“When I started, tobacco advertising wallpapered the country,” he says. “It was in every medium. Today it is nowhere except the internet.” Chapman is quick to note that no single person can claim credit for the legislative changes along the way, ascribing progress to “a close-knit team of researchers here and overseas”. Nevertheless, he is particularly proud of his contribution to mandatory plain packaging legislation.

Chapman’s undergraduate degree at the University of NSW was in sociology but his Honours thesis, on advertising directed at doctors by pharmaceutical companies, coincided with a Senate inquiry. When Senator Peter Baume read Chapman’s thesis into Hansard, Chapman says: “It was then I realised research could be more than something that is read by your examiners.”

For his PhD Chapman moved to Sydney University, where he is now Professor of Public Health. In the intervening years he has been the author of almost 300 papers in peer-reviewed journals and written 17 books and major reports. For 9 years he was the editor of Tobacco Control, a specialist publication of the British Medical Journal.

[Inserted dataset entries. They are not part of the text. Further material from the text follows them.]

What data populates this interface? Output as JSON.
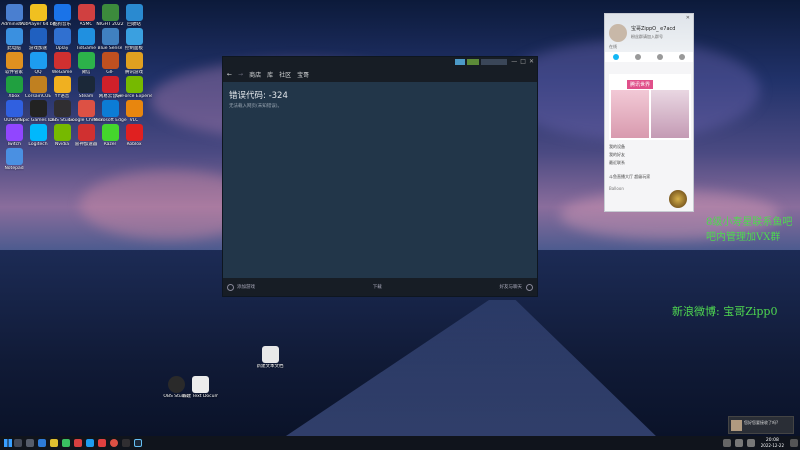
{
  "desktop_icons": [
    {
      "label": "Administr...",
      "color": "#4a7fd0"
    },
    {
      "label": "PotPlayer 64 bit",
      "color": "#f0c020"
    },
    {
      "label": "酷狗音乐",
      "color": "#1a73e8"
    },
    {
      "label": "A5MC",
      "color": "#d04040"
    },
    {
      "label": "NIGHT 2022",
      "color": "#3c8a3c"
    },
    {
      "label": "回收站",
      "color": "#2a8ad0"
    },
    {
      "label": "此电脑",
      "color": "#3a90e0"
    },
    {
      "label": "游戏加速",
      "color": "#2060c0"
    },
    {
      "label": "Uplay",
      "color": "#3070d0"
    },
    {
      "label": "TidGame",
      "color": "#2090e0"
    },
    {
      "label": "Blue Sense",
      "color": "#4080c0"
    },
    {
      "label": "控制面板",
      "color": "#3aa0e0"
    },
    {
      "label": "软件管家",
      "color": "#e09020"
    },
    {
      "label": "QQ",
      "color": "#1d9cf0"
    },
    {
      "label": "WeGame",
      "color": "#d03030"
    },
    {
      "label": "微信",
      "color": "#2cb24a"
    },
    {
      "label": "GIF",
      "color": "#c05020"
    },
    {
      "label": "腾讯游戏",
      "color": "#e0a020"
    },
    {
      "label": "Xbox",
      "color": "#20a040"
    },
    {
      "label": "CorsairiCUE",
      "color": "#c08020"
    },
    {
      "label": "YY语音",
      "color": "#f0b020"
    },
    {
      "label": "Steam",
      "color": "#1b2838"
    },
    {
      "label": "网易云音乐",
      "color": "#d0202a"
    },
    {
      "label": "GeForce Experience",
      "color": "#76b900"
    },
    {
      "label": "UUGame",
      "color": "#3060e0"
    },
    {
      "label": "Epic Games Launcher",
      "color": "#222222"
    },
    {
      "label": "OBS Studio",
      "color": "#302e31"
    },
    {
      "label": "Google Chrome",
      "color": "#dd5144"
    },
    {
      "label": "Microsoft Edge",
      "color": "#0c7cd5"
    },
    {
      "label": "VLC",
      "color": "#e8860e"
    },
    {
      "label": "Twitch",
      "color": "#9146ff"
    },
    {
      "label": "Logitech",
      "color": "#00b8fc"
    },
    {
      "label": "Nvidia",
      "color": "#76b900"
    },
    {
      "label": "雷神加速器",
      "color": "#d03030"
    },
    {
      "label": "Razer",
      "color": "#44d62c"
    },
    {
      "label": "Roblox",
      "color": "#e02020"
    },
    {
      "label": "Notepad",
      "color": "#4a90e2"
    }
  ],
  "desktop_file": {
    "label": "新建文本文档",
    "color": "#e8e8e8"
  },
  "obs_icon": {
    "label": "OBS Studio",
    "color": "#2a2a2a"
  },
  "doc_icon": {
    "label": "新建 Text Document",
    "color": "#ececec"
  },
  "steam_window": {
    "nav_items": [
      "商店",
      "库",
      "社区",
      "宝哥"
    ],
    "error_title": "错误代码: -324",
    "error_sub": "无法载入网页(未知错误)。",
    "footer_left": "添加游戏",
    "footer_mid": "下载",
    "footer_right": "好友与聊天",
    "accent": "#1b2838",
    "body_color": "#223649"
  },
  "qq_panel": {
    "username": "宝哥ZippO_ e7acd",
    "status": "在线",
    "signature": "粉丝群请加入群号",
    "banner_title": "腾讯世界",
    "list_items": [
      "我的设备",
      "我的好友",
      "最近联系"
    ],
    "feed_text": "斗鱼直播大厅 超级玩家",
    "feed_sub": "Balloon",
    "accent": "#12b7f5"
  },
  "overlay": {
    "line1": "8级小寿星联系鱼吧",
    "line2": "吧内管理加VX群",
    "line3": "新浪微博: 宝哥Zipp0",
    "color": "#4fd850"
  },
  "taskbar": {
    "time": "20:08",
    "date": "2022-12-22",
    "notification": "您好您要接收了吗?"
  }
}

Meanwhile Australian smoking rates have more than halved. Chapman’s influence is demonstrated by British American...

The full text of this article can be purchased from Informit.